An attack on a city’s electricity grid could leave it in chaos – with no lights, elevators or ATMs.
South Houston recently experienced this when the Water and Sewer department was hacked.
There would have been serious repercussions if the wrong chemicals had been mixed and added to the water stream – potentially poisoning or even killing thousands of people.
Prison systems are also vulnerable; an alleged computer glitch in California led prison officials to release 450 criminals on unsupervised parole while errors at criminal records bureaus led 20 thousand people being labeled as criminals by mistake.
In short, connecting our critical infrastructure to the internet makes us vulnerable and completely leaves us without a plan B in times of emergency.
We should certainly consider whether we’re willing to take such a risk.
How To Use Technology Without Putting Our Data At Risk
Technology has the potential to be both a blessing and a curse.
With advances in robotics, artificial intelligence, genetics, synthetic biology, nanotechnology and 3D printers, it’s undeniable that our lives will be forever changed.
But the effects of these advancements mostly depend on who is controlling them.
At the end of the day, only we can decide how much of this technology we want in our lives.
For example, having a driverless car may sound exciting but would you really be comfortable entrusting your family’s safety to a machine which could easily be hacked?

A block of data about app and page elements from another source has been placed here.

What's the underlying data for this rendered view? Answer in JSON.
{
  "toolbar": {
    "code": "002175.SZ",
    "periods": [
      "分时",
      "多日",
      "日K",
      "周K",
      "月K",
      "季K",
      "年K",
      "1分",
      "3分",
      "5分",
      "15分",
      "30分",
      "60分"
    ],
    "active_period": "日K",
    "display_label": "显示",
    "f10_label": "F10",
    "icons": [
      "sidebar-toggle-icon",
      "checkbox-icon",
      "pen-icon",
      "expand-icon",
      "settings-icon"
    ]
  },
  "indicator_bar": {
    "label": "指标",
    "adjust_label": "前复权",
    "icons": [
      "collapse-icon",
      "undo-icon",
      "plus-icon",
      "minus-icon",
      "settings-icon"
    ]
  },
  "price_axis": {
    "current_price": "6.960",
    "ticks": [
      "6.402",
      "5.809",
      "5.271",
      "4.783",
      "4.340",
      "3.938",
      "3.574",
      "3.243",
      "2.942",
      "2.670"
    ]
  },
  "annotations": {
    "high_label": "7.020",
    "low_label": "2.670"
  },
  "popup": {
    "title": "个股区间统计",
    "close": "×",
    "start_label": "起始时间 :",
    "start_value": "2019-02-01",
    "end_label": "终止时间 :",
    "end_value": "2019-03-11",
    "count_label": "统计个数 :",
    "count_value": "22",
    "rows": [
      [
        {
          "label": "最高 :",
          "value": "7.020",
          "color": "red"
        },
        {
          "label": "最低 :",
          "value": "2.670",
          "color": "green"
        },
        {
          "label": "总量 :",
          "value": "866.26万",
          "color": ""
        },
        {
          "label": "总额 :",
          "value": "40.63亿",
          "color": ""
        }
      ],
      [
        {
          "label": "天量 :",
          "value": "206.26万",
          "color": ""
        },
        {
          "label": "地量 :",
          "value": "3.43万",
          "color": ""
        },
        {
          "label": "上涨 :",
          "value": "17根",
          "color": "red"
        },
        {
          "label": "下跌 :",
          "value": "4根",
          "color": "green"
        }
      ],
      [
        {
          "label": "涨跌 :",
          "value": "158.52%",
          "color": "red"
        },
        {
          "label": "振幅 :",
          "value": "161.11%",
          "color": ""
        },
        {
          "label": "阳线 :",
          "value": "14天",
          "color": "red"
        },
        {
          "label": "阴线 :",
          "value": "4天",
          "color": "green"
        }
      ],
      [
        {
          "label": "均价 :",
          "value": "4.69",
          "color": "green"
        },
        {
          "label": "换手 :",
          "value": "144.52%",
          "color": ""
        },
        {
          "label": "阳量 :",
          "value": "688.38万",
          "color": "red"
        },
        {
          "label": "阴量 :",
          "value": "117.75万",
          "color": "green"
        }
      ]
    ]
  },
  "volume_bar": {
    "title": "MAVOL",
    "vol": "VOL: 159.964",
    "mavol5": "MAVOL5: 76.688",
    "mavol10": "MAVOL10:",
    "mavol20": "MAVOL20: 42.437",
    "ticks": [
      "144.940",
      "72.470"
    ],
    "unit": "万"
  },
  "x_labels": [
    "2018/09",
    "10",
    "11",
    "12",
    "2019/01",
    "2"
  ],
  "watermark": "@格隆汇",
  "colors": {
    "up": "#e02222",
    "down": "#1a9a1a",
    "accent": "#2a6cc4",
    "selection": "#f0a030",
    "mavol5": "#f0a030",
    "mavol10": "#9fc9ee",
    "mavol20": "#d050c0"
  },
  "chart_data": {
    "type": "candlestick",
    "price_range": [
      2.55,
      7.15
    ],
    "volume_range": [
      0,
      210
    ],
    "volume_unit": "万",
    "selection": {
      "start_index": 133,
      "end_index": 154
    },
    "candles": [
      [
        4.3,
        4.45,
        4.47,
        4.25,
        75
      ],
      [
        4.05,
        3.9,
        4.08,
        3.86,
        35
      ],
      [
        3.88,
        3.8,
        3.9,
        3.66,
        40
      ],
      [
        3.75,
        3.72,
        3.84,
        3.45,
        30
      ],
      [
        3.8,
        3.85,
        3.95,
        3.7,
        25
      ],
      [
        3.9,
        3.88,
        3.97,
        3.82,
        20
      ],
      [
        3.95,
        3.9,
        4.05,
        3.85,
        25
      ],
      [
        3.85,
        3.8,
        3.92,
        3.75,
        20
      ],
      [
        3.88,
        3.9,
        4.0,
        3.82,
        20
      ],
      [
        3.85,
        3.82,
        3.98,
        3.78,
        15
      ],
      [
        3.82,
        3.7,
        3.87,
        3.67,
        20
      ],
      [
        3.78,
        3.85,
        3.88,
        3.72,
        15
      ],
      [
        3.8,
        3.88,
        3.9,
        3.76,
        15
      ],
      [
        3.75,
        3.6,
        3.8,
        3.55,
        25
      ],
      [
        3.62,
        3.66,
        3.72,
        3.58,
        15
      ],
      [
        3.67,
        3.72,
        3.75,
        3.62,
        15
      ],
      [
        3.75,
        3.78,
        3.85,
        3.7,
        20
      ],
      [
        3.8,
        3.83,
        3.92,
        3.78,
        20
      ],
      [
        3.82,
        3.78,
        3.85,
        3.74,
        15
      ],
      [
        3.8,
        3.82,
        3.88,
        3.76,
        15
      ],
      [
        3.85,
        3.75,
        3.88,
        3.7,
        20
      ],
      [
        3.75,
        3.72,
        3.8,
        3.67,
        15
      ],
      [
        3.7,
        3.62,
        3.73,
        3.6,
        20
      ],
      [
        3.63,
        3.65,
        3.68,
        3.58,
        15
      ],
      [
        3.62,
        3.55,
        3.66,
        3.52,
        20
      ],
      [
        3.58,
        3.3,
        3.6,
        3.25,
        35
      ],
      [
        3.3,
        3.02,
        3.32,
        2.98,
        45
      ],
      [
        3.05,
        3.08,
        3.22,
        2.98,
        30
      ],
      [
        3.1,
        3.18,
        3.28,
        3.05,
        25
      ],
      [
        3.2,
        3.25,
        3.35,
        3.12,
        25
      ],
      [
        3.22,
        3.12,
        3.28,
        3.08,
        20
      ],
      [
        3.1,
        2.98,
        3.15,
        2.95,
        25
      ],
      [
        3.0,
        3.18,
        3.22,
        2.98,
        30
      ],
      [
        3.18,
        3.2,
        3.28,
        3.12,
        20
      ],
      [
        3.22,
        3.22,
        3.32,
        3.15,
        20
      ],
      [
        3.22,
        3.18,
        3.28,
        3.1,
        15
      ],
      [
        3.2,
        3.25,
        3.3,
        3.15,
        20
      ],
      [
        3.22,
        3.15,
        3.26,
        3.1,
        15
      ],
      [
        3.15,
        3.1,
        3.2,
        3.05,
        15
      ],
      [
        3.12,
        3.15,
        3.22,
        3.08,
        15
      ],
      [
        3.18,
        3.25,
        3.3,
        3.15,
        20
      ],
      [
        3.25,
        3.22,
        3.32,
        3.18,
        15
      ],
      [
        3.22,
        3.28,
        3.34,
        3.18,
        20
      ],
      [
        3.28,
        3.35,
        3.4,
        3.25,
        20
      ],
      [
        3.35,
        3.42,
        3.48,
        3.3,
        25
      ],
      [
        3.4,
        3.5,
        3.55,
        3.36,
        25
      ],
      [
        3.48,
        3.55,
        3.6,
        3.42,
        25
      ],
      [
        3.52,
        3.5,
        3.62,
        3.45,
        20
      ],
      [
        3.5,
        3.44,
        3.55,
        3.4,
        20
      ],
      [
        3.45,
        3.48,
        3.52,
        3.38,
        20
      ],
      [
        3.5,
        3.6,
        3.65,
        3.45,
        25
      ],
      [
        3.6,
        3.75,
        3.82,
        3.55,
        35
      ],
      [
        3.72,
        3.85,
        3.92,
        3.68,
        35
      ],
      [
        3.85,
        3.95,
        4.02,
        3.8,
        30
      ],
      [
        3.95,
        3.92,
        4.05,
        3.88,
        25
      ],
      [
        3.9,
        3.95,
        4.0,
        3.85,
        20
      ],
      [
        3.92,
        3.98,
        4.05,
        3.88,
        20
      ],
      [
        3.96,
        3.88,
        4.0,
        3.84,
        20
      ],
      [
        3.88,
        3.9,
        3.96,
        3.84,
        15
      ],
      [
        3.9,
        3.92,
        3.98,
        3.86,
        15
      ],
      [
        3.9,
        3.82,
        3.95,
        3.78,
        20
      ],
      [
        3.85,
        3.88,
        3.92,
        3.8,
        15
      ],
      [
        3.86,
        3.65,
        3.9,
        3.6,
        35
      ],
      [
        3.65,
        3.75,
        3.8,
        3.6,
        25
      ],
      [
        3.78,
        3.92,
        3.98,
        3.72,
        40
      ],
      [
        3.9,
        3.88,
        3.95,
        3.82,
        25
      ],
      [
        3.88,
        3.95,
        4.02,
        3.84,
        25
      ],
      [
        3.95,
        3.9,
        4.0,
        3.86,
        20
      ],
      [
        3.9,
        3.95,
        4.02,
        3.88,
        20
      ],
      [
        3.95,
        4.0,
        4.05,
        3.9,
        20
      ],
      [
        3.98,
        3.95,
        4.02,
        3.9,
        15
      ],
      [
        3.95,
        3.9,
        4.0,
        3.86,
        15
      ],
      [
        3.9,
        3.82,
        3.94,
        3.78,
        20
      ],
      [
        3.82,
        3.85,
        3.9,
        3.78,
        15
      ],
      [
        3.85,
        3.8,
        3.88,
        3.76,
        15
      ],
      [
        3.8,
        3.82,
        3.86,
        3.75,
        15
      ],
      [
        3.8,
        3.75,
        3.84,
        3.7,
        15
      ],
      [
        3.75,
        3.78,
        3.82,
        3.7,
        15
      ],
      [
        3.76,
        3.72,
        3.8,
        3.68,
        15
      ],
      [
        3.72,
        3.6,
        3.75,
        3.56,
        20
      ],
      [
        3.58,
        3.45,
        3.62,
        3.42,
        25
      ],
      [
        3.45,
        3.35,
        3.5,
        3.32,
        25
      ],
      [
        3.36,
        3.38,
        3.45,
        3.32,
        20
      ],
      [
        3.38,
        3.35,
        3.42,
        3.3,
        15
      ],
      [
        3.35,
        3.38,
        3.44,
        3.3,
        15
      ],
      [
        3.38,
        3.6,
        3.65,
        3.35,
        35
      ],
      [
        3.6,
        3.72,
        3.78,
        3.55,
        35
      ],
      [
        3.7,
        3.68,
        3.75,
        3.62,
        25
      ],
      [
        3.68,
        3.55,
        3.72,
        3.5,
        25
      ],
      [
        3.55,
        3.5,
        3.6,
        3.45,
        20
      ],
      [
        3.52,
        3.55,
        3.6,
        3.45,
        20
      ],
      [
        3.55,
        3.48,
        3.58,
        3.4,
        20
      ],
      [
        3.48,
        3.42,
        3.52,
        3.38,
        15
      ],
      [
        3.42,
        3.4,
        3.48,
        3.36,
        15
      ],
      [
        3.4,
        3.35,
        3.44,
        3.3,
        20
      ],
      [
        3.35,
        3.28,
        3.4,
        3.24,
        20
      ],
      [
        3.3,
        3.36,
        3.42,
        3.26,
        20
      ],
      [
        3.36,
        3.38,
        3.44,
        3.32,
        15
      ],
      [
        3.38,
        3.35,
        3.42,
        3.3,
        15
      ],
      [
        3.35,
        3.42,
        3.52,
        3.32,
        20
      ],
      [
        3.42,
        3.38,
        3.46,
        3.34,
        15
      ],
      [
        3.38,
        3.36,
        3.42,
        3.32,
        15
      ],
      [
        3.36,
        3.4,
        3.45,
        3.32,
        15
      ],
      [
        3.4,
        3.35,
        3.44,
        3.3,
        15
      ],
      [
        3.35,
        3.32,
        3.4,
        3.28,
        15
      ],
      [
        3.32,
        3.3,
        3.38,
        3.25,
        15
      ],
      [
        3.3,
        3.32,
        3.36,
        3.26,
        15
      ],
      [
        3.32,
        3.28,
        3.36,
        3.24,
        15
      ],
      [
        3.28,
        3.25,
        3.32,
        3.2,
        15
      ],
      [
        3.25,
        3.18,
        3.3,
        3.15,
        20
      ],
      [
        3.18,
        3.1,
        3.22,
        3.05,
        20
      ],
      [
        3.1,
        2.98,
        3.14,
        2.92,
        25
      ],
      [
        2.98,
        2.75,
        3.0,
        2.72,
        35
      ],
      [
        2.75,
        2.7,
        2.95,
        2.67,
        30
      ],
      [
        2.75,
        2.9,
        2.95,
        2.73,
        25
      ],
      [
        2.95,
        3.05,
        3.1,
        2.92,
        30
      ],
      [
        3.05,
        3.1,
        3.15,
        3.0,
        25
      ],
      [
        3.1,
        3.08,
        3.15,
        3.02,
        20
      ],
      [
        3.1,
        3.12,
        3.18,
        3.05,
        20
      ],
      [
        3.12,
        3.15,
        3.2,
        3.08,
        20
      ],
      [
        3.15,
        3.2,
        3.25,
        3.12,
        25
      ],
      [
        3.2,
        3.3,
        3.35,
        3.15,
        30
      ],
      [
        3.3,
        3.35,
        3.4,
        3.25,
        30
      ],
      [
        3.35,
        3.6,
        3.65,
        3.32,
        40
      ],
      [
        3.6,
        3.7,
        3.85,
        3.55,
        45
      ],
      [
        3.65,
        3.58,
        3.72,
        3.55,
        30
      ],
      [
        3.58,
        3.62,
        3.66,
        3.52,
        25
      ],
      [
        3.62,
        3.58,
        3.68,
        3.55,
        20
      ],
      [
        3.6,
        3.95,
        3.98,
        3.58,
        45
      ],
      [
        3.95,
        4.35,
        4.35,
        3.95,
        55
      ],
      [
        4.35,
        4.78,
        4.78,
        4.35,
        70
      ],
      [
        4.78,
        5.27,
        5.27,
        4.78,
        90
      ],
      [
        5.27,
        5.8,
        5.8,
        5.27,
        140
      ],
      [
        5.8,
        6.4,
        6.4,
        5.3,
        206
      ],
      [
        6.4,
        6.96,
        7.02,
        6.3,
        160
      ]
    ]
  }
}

We must remember that we should never allow technology to have more control over our decisions than we do.
There are ways to make yourself less vulnerable when it comes to cyber security threats such as keeping pictures encrypted if you send them to someone and encrypting all of your data.
You should also turn off your computer or Bluetooth Wi-Fi or hot spots when they aren’t in use and use your own device when dealing with credit cards or banking information.
The take-home message from Future Crimes is clear: We must remain informed and vigilant in our use of modern technology.
Our lives are at greater risk than ever due to the growing amount of data available on the web, and we need to take steps to protect ourselves against potential criminal activity.
This means doing some research when it comes to downloading new apps, especially where privacy and location are concerned.
We should also stay abreast of the news surrounding cyber security risks, continually updating our wise web use practices accordingly.
Only then can we safeguard ourselves from future crimes.